Task description
Below is a set of records; restate each one word for word.

Task data
------------------------
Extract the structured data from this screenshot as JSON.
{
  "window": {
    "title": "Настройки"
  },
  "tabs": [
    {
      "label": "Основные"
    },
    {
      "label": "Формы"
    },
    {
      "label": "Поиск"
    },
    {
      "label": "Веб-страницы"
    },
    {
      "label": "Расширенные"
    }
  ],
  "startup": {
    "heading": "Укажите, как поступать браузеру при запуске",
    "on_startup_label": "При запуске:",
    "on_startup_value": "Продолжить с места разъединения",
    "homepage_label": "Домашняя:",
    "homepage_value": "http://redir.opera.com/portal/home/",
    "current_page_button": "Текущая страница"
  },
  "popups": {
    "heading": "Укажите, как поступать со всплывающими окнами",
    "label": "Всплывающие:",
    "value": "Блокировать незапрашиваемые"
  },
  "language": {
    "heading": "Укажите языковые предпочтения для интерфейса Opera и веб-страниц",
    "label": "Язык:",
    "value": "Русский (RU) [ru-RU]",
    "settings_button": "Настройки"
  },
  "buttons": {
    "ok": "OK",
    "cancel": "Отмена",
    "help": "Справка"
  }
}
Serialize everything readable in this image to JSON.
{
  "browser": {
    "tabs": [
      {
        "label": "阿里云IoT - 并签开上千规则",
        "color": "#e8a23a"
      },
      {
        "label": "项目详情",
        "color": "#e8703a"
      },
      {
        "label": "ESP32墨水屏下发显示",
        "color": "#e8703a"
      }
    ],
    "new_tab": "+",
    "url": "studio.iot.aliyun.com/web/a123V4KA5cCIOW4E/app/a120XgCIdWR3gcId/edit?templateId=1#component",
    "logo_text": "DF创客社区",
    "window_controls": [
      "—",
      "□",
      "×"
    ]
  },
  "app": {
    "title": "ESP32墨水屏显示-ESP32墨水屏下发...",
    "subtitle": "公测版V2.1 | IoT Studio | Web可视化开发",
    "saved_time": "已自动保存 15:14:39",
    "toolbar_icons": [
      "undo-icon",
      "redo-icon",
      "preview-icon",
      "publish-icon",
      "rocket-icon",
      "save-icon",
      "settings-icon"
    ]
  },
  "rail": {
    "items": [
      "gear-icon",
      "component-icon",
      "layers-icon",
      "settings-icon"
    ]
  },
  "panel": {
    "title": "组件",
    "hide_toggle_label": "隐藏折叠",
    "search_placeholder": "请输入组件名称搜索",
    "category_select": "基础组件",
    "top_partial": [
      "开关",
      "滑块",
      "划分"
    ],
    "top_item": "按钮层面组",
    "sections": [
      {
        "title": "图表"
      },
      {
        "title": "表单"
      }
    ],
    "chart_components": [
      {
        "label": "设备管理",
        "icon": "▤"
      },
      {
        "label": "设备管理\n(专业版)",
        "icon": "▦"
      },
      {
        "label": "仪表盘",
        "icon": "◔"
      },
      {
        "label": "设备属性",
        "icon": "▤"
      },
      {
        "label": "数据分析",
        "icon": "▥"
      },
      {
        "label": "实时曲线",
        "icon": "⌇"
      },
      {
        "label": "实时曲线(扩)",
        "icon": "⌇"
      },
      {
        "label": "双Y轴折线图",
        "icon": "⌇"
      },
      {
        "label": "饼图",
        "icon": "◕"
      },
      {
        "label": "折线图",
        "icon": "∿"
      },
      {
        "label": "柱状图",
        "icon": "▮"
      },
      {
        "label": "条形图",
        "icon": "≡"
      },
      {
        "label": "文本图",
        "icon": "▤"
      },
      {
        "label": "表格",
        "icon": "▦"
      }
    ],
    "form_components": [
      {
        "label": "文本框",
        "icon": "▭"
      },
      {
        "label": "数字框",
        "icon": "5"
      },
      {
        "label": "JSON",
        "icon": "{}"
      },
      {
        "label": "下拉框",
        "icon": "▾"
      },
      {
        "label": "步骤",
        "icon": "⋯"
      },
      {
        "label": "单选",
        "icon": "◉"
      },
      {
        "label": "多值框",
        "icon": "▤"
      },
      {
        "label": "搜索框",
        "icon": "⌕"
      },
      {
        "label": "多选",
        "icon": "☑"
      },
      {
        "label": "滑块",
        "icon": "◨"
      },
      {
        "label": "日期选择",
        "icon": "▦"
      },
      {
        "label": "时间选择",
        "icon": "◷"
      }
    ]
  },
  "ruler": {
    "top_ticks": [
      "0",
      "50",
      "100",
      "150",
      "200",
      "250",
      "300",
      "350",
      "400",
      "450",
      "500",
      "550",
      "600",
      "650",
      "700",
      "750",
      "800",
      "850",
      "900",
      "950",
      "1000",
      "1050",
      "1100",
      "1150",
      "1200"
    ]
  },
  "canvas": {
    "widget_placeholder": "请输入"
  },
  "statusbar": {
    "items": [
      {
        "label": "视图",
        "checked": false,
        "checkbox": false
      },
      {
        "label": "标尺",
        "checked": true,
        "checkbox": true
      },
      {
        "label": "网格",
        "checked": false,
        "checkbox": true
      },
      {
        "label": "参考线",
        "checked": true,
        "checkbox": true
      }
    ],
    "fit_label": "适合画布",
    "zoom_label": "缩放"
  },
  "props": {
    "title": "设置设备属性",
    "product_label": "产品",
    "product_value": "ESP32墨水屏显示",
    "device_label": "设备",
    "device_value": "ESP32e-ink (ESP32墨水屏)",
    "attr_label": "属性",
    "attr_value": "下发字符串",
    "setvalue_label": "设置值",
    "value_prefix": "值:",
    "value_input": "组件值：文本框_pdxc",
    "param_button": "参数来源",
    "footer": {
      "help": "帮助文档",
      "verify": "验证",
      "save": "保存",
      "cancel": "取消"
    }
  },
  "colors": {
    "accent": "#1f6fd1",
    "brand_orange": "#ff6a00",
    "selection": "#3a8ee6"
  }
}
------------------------
Answer space
Extract the structured data from this screenshot as JSON.
{
  "window": {
    "title": "Настройки"
  },
  "tabs": [
    {
      "label": "Основные"
    },
    {
      "label": "Формы"
    },
    {
      "label": "Поиск"
    },
    {
      "label": "Веб-страницы"
    },
    {
      "label": "Расширенные"
    }
  ],
  "startup": {
    "heading": "Укажите, как поступать браузеру при запуске",
    "on_startup_label": "При запуске:",
    "on_startup_value": "Продолжить с места разъединения",
    "homepage_label": "Домашняя:",
    "homepage_value": "http://redir.opera.com/portal/home/",
    "current_page_button": "Текущая страница"
  },
  "popups": {
    "heading": "Укажите, как поступать со всплывающими окнами",
    "label": "Всплывающие:",
    "value": "Блокировать незапрашиваемые"
  },
  "language": {
    "heading": "Укажите языковые предпочтения для интерфейса Opera и веб-страниц",
    "label": "Язык:",
    "value": "Русский (RU) [ru-RU]",
    "settings_button": "Настройки"
  },
  "buttons": {
    "ok": "OK",
    "cancel": "Отмена",
    "help": "Справка"
  }
}
Serialize everything readable in this image to JSON.
{
  "browser": {
    "tabs": [
      {
        "label": "阿里云IoT - 并签开上千规则",
        "color": "#e8a23a"
      },
      {
        "label": "项目详情",
        "color": "#e8703a"
      },
      {
        "label": "ESP32墨水屏下发显示",
        "color": "#e8703a"
      }
    ],
    "new_tab": "+",
    "url": "studio.iot.aliyun.com/web/a123V4KA5cCIOW4E/app/a120XgCIdWR3gcId/edit?templateId=1#component",
    "logo_text": "DF创客社区",
    "window_controls": [
      "—",
      "□",
      "×"
    ]
  },
  "app": {
    "title": "ESP32墨水屏显示-ESP32墨水屏下发...",
    "subtitle": "公测版V2.1 | IoT Studio | Web可视化开发",
    "saved_time": "已自动保存 15:14:39",
    "toolbar_icons": [
      "undo-icon",
      "redo-icon",
      "preview-icon",
      "publish-icon",
      "rocket-icon",
      "save-icon",
      "settings-icon"
    ]
  },
  "rail": {
    "items": [
      "gear-icon",
      "component-icon",
      "layers-icon",
      "settings-icon"
    ]
  },
  "panel": {
    "title": "组件",
    "hide_toggle_label": "隐藏折叠",
    "search_placeholder": "请输入组件名称搜索",
    "category_select": "基础组件",
    "top_partial": [
      "开关",
      "滑块",
      "划分"
    ],
    "top_item": "按钮层面组",
    "sections": [
      {
        "title": "图表"
      },
      {
        "title": "表单"
      }
    ],
    "chart_components": [
      {
        "label": "设备管理",
        "icon": "▤"
      },
      {
        "label": "设备管理\n(专业版)",
        "icon": "▦"
      },
      {
        "label": "仪表盘",
        "icon": "◔"
      },
      {
        "label": "设备属性",
        "icon": "▤"
      },
      {
        "label": "数据分析",
        "icon": "▥"
      },
      {
        "label": "实时曲线",
        "icon": "⌇"
      },
      {
        "label": "实时曲线(扩)",
        "icon": "⌇"
      },
      {
        "label": "双Y轴折线图",
        "icon": "⌇"
      },
      {
        "label": "饼图",
        "icon": "◕"
      },
      {
        "label": "折线图",
        "icon": "∿"
      },
      {
        "label": "柱状图",
        "icon": "▮"
      },
      {
        "label": "条形图",
        "icon": "≡"
      },
      {
        "label": "文本图",
        "icon": "▤"
      },
      {
        "label": "表格",
        "icon": "▦"
      }
    ],
    "form_components": [
      {
        "label": "文本框",
        "icon": "▭"
      },
      {
        "label": "数字框",
        "icon": "5"
      },
      {
        "label": "JSON",
        "icon": "{}"
      },
      {
        "label": "下拉框",
        "icon": "▾"
      },
      {
        "label": "步骤",
        "icon": "⋯"
      },
      {
        "label": "单选",
        "icon": "◉"
      },
      {
        "label": "多值框",
        "icon": "▤"
      },
      {
        "label": "搜索框",
        "icon": "⌕"
      },
      {
        "label": "多选",
        "icon": "☑"
      },
      {
        "label": "滑块",
        "icon": "◨"
      },
      {
        "label": "日期选择",
        "icon": "▦"
      },
      {
        "label": "时间选择",
        "icon": "◷"
      }
    ]
  },
  "ruler": {
    "top_ticks": [
      "0",
      "50",
      "100",
      "150",
      "200",
      "250",
      "300",
      "350",
      "400",
      "450",
      "500",
      "550",
      "600",
      "650",
      "700",
      "750",
      "800",
      "850",
      "900",
      "950",
      "1000",
      "1050",
      "1100",
      "1150",
      "1200"
    ]
  },
  "canvas": {
    "widget_placeholder": "请输入"
  },
  "statusbar": {
    "items": [
      {
        "label": "视图",
        "checked": false,
        "checkbox": false
      },
      {
        "label": "标尺",
        "checked": true,
        "checkbox": true
      },
      {
        "label": "网格",
        "checked": false,
        "checkbox": true
      },
      {
        "label": "参考线",
        "checked": true,
        "checkbox": true
      }
    ],
    "fit_label": "适合画布",
    "zoom_label": "缩放"
  },
  "props": {
    "title": "设置设备属性",
    "product_label": "产品",
    "product_value": "ESP32墨水屏显示",
    "device_label": "设备",
    "device_value": "ESP32e-ink (ESP32墨水屏)",
    "attr_label": "属性",
    "attr_value": "下发字符串",
    "setvalue_label": "设置值",
    "value_prefix": "值:",
    "value_input": "组件值：文本框_pdxc",
    "param_button": "参数来源",
    "footer": {
      "help": "帮助文档",
      "verify": "验证",
      "save": "保存",
      "cancel": "取消"
    }
  },
  "colors": {
    "accent": "#1f6fd1",
    "brand_orange": "#ff6a00",
    "selection": "#3a8ee6"
  }
}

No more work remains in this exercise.